Social media has already radically changed the ways in which people relate to each other. These evolutions are also fundamentally changing the role of the leader. Formerly, leaders were charged with overseeing the operations and overall strategy of their organizations. Now, in addition, they are expected to be visual and verbal representations of their organizations as well. Figures like Bill Gates, Steve Jobs, and Mark Zuckerberg became manifestations of their companies. While very few company leaders achieve this level of visibility, a similar charge is now falling on all company leaders, especially in times of crisis when the organization needs to answer quickly to the public or the business community.
In the past, business leaders needed to undergo media training. Today, they need to undergo social media training as well. Social media has become the public stage through which leaders make themselves visible. Notably, communicating via social media differs from the process of communicating via traditional media avenues, like interviews, press conferences, or newsletters. With social media, people build their own networks, and individuals follow others with the expectation that communications are more authentic, rather than completely filtered through a corporate communications or PR team.
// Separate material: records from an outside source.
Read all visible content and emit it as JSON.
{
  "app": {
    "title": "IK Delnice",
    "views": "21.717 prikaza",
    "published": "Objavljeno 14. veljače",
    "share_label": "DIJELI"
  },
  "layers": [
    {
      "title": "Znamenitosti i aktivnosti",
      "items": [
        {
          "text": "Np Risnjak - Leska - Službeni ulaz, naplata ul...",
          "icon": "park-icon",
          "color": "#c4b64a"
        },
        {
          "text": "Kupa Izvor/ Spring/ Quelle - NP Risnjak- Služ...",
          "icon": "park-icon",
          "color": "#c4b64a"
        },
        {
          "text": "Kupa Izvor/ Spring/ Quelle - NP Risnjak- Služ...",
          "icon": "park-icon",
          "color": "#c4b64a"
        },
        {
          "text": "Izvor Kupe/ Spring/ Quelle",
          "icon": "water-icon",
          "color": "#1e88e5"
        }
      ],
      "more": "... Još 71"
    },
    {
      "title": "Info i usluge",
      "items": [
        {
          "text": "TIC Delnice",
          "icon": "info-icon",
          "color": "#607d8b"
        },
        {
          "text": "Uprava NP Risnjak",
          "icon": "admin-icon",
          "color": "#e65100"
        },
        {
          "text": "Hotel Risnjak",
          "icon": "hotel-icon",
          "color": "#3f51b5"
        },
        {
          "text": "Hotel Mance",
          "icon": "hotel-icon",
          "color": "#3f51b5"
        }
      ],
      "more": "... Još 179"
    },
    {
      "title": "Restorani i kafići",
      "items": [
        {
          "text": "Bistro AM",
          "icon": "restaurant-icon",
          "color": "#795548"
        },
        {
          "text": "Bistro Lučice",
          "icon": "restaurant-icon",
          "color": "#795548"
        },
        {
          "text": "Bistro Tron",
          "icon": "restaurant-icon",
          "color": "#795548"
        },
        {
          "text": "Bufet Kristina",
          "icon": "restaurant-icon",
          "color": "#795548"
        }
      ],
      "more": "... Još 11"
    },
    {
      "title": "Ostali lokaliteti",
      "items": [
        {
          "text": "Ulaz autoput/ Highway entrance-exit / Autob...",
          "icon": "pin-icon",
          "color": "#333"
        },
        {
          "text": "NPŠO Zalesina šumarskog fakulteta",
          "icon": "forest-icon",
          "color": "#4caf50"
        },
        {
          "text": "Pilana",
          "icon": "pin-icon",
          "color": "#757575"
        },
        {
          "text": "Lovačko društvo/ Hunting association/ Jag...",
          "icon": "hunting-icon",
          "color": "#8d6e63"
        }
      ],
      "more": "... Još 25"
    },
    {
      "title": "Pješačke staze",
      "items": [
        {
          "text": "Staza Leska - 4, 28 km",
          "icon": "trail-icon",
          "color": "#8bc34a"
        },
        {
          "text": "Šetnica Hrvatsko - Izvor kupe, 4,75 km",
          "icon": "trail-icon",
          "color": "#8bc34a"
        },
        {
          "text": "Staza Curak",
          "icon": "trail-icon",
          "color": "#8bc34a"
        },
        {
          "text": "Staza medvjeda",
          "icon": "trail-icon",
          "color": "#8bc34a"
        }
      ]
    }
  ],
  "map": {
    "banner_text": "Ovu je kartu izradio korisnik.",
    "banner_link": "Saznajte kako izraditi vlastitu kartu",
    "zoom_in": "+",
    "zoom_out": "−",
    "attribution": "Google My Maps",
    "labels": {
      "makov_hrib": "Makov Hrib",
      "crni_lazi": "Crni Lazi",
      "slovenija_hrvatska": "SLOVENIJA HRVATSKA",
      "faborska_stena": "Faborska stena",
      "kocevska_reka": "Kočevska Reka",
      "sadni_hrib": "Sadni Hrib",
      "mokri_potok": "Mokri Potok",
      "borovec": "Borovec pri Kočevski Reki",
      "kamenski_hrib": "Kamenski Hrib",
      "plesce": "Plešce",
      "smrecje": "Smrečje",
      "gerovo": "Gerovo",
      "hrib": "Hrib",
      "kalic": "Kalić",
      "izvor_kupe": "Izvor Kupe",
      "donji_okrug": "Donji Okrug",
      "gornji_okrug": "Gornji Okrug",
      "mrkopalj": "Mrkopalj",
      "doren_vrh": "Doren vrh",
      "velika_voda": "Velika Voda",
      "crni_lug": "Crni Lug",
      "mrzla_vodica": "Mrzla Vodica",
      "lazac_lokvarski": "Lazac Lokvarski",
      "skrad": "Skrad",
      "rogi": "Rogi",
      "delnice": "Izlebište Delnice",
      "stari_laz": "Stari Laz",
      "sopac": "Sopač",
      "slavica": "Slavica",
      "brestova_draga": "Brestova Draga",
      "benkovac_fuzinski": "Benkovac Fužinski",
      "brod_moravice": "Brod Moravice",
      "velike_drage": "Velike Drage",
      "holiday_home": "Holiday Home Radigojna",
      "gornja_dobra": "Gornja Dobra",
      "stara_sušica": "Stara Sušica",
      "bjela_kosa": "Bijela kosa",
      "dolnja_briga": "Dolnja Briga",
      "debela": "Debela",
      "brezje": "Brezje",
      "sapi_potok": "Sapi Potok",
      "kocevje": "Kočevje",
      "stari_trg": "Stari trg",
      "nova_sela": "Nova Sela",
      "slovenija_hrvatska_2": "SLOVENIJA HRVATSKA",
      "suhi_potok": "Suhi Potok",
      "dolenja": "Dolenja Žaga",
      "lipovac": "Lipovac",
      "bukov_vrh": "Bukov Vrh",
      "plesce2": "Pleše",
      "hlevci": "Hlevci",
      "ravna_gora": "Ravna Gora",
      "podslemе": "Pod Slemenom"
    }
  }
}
Social network profiles are more personal and individuals expect an authentic voice on these outlets.
Social networks are not simply tools for marketing—instead, they facilitate communication. In this sense, it’s inappropriate for business leaders to treat them merely as sales channels. Rather, executives should think of social media more as a way to share information and engage in meaningful conversation with customers, the general public, and other industry leaders.
At the same time, a business leader’s social media account still represents his or her company and its brand. For this reason, business leaders need to learn a new style of communication that balances the call for personal authenticity with the reality of corporate responsibility.
Developing a Personal Leadership Brand
Another way to think of the balance between personal and professional is through the concept of branding. On social media, business leaders need to reflect the brand of their organizations while also developing their own personal brand. While some leaders certainly see themselves as a brand, many do not—however, all leaders are developing a personal brand, whether they do so consciously or not. A brand reflects the values that a leader embodies and speaks to what he or she considers most important. When people evaluate a leader, it is often that person’s brand that they consider.
Business leaders need to distinguish their personal brand from the corporate brands they represent. The personal brand lets other leaders and organizations know what the leader values, both personally and professionally. When it’s time to move to a new company, the brand that a leader has developed can be a major factor in the types of offers that he or she receives.
Social Networks and Professional Networking
Personal branding was something difficult to accomplish before social media, but now anyone can establish a personal website and blog rather easily. From a professional perspective, it is important for business leaders to do this and to create meaningful, engaging content. This content can be shared through platforms like Facebook, Twitter, or LinkedIn. As business leaders create and disseminate meaningful content, and share content written and published by other business leaders, they can quickly build a strong professional network.
When social networks are viewed as a source of professional networking, business leaders gain access to the people they need to solve problems. A larger professional network means that business leaders have more access to highly qualified, talented contacts that they can call upon for assistance, or when building a new team. To the modern business leader, developing this kind of network through social media is critical to the success of his or her company.